Given records Start Marker

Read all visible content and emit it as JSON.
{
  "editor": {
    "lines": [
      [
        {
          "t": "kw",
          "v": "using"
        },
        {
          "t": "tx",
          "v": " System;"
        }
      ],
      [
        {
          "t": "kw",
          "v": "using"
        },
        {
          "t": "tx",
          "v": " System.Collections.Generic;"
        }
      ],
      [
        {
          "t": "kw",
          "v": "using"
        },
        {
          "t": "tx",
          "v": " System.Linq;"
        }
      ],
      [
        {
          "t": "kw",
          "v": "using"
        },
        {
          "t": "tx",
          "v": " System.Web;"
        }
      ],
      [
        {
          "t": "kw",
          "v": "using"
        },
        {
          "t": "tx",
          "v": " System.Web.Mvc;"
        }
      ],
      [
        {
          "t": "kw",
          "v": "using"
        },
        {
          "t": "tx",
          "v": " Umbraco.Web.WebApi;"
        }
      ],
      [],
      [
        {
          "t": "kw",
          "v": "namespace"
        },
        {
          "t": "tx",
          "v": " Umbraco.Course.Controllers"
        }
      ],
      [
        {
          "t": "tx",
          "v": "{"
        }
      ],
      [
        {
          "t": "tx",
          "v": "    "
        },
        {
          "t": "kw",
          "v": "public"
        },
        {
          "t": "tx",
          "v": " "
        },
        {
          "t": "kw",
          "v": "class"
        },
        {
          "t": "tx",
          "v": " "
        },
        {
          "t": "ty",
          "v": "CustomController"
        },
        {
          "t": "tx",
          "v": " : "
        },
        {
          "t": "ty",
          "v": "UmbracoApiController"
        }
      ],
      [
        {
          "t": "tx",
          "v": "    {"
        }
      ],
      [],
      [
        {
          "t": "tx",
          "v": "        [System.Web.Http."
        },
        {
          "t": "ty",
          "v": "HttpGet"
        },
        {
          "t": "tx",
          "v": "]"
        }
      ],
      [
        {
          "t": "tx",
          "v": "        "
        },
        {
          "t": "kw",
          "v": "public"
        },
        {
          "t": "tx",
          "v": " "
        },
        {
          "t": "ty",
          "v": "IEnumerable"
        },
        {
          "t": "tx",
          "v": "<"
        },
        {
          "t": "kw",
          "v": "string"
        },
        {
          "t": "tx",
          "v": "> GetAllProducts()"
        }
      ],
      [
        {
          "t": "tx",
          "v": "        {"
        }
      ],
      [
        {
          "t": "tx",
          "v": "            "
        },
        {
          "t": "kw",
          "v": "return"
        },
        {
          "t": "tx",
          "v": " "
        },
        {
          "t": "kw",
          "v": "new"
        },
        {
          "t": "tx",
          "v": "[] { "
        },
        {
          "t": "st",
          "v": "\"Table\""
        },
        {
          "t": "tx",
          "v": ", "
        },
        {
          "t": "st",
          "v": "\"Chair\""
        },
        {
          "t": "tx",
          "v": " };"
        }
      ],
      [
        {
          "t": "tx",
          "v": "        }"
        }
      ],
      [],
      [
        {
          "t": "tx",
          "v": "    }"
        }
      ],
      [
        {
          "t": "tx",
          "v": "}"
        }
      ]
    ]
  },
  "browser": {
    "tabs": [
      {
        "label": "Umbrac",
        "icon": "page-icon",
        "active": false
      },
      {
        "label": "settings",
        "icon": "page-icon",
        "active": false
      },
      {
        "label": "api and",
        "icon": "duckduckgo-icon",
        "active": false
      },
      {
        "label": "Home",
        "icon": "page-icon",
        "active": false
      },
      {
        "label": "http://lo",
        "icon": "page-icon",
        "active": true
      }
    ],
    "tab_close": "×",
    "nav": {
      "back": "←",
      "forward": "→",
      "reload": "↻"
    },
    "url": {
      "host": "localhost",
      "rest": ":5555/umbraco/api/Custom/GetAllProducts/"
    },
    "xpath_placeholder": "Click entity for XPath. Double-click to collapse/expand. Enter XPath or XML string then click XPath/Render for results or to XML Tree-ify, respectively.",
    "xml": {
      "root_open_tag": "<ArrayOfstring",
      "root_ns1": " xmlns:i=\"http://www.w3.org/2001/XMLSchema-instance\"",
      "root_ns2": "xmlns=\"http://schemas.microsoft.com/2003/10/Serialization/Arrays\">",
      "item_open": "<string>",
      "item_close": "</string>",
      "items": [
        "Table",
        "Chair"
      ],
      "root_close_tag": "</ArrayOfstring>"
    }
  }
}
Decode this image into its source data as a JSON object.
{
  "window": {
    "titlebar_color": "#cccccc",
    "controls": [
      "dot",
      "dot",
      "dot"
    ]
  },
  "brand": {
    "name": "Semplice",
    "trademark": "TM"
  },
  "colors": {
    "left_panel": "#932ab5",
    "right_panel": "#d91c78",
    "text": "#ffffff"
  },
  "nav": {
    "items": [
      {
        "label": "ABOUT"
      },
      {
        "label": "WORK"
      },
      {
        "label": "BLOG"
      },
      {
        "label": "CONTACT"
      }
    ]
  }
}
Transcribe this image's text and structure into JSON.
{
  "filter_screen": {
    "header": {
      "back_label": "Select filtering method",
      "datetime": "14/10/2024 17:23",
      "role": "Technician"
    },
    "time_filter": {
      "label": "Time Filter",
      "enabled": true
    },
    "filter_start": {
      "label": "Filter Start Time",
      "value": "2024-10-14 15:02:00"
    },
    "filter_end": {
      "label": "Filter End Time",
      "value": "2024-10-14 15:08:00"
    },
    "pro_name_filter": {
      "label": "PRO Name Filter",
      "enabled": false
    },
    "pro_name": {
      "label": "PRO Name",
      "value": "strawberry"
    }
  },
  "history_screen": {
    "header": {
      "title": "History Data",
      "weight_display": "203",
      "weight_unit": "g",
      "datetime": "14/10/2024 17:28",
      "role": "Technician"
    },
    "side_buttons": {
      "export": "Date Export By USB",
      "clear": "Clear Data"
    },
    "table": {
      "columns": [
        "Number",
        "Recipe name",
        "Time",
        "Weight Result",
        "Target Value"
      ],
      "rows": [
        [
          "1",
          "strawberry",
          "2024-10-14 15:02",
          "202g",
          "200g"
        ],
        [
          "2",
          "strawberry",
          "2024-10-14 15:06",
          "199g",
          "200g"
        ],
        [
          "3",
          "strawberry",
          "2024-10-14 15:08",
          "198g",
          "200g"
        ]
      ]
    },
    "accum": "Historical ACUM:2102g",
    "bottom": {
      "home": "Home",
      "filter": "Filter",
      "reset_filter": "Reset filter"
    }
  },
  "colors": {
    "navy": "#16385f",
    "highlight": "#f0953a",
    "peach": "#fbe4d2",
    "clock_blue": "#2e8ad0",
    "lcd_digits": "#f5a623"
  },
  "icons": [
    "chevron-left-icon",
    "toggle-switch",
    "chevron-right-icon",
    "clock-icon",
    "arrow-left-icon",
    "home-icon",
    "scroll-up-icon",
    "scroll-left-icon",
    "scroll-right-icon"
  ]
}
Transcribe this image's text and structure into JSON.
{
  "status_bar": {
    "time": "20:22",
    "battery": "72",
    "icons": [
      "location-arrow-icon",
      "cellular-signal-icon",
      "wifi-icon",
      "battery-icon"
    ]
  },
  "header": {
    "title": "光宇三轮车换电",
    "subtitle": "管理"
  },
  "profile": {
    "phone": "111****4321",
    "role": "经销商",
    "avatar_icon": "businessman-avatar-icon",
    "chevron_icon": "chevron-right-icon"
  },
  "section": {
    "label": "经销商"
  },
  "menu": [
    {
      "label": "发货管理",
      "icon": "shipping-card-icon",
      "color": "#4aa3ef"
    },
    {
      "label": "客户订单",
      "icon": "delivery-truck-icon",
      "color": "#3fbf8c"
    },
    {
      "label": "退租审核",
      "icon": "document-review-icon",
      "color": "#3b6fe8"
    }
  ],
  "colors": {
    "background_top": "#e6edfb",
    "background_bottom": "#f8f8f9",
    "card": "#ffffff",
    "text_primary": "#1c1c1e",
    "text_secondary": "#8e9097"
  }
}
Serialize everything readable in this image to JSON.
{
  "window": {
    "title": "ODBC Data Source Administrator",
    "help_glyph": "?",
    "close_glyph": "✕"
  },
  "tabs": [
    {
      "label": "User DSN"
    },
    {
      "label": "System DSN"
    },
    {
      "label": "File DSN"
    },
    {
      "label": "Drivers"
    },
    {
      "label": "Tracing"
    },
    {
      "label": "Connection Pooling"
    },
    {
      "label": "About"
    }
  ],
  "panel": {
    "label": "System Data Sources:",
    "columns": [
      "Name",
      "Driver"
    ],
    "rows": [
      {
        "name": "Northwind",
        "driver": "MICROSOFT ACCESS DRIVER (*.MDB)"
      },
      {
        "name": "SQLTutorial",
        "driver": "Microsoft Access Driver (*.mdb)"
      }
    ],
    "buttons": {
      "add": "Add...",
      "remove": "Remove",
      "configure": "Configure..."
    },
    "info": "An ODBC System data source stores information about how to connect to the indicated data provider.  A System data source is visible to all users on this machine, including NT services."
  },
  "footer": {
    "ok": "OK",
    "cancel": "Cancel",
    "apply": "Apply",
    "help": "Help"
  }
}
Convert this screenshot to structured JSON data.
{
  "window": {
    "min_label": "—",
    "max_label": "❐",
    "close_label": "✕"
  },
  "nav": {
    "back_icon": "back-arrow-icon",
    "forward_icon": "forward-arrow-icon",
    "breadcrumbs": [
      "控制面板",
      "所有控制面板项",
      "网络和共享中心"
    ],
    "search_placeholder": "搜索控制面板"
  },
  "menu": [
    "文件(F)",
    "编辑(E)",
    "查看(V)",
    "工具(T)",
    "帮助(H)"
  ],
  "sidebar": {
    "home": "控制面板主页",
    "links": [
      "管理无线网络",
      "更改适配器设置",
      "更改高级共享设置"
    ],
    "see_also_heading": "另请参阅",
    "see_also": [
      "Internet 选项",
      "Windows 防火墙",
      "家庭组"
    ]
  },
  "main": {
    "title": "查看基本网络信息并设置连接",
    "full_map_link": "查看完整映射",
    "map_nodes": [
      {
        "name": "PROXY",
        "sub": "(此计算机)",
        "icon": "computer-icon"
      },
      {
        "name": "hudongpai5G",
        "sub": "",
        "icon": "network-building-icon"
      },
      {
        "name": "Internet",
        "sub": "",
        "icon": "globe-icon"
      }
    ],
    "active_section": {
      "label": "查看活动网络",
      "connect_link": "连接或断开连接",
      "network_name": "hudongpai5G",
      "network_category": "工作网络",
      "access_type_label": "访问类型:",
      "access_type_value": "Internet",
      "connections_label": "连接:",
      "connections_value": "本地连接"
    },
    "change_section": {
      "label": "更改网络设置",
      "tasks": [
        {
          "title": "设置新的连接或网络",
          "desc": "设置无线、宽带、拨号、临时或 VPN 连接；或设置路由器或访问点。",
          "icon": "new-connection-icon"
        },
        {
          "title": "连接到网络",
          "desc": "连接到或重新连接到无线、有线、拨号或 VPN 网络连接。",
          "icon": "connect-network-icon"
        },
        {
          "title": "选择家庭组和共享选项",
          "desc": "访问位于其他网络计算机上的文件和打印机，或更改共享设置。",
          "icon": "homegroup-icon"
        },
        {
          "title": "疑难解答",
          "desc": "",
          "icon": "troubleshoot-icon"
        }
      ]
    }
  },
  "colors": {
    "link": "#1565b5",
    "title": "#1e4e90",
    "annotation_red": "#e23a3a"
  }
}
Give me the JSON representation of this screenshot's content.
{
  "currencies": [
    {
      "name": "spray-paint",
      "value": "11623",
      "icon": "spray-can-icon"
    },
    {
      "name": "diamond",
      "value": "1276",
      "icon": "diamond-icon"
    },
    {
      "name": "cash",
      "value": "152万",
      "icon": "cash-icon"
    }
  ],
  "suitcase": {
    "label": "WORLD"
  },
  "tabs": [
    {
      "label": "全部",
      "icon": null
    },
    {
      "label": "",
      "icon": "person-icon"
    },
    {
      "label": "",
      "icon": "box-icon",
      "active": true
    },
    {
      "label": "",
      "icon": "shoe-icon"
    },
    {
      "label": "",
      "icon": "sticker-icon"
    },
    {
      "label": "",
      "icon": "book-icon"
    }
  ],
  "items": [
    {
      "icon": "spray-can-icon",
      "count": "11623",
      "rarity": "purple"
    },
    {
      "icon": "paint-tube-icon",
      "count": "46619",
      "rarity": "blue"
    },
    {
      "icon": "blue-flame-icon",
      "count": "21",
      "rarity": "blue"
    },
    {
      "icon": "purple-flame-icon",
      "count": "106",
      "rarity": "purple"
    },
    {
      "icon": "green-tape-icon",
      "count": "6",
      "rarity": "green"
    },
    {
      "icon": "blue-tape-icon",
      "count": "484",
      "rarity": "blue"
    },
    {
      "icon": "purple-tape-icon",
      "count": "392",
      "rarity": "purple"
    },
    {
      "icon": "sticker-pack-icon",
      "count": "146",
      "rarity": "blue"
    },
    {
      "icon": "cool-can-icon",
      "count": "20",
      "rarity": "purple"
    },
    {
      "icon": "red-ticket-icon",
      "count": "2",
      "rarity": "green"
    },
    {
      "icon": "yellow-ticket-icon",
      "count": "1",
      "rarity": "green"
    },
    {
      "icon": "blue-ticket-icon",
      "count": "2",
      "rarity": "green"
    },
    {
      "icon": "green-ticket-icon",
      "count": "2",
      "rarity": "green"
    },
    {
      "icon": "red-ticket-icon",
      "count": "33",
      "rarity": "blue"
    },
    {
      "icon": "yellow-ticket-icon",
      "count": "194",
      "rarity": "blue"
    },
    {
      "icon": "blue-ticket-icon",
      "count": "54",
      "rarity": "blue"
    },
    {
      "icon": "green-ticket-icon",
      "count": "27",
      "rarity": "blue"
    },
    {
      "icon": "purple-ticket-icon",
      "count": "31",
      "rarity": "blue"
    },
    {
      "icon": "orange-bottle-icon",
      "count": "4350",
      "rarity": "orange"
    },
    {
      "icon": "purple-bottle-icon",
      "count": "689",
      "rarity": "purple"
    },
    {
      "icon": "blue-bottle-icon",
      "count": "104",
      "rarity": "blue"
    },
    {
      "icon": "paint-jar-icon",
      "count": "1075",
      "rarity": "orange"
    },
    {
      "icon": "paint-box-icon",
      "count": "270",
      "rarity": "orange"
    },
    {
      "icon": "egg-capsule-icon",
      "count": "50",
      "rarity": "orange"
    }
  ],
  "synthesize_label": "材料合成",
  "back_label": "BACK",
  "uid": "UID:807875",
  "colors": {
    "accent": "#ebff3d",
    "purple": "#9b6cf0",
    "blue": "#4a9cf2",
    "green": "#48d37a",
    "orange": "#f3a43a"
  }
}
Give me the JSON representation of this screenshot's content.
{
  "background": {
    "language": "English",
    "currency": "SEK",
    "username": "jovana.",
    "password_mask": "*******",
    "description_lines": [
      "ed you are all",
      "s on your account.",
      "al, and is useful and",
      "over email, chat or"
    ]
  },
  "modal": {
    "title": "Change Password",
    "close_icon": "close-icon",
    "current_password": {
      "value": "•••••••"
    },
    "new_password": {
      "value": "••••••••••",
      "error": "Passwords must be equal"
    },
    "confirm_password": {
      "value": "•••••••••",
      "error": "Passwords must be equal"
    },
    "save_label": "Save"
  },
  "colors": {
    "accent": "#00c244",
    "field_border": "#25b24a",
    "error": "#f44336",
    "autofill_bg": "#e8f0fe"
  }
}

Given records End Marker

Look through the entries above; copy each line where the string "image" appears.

Decode this image into its source data as a JSON object.
Transcribe this image's text and structure into JSON.
Transcribe this image's text and structure into JSON.
Serialize everything readable in this image to JSON.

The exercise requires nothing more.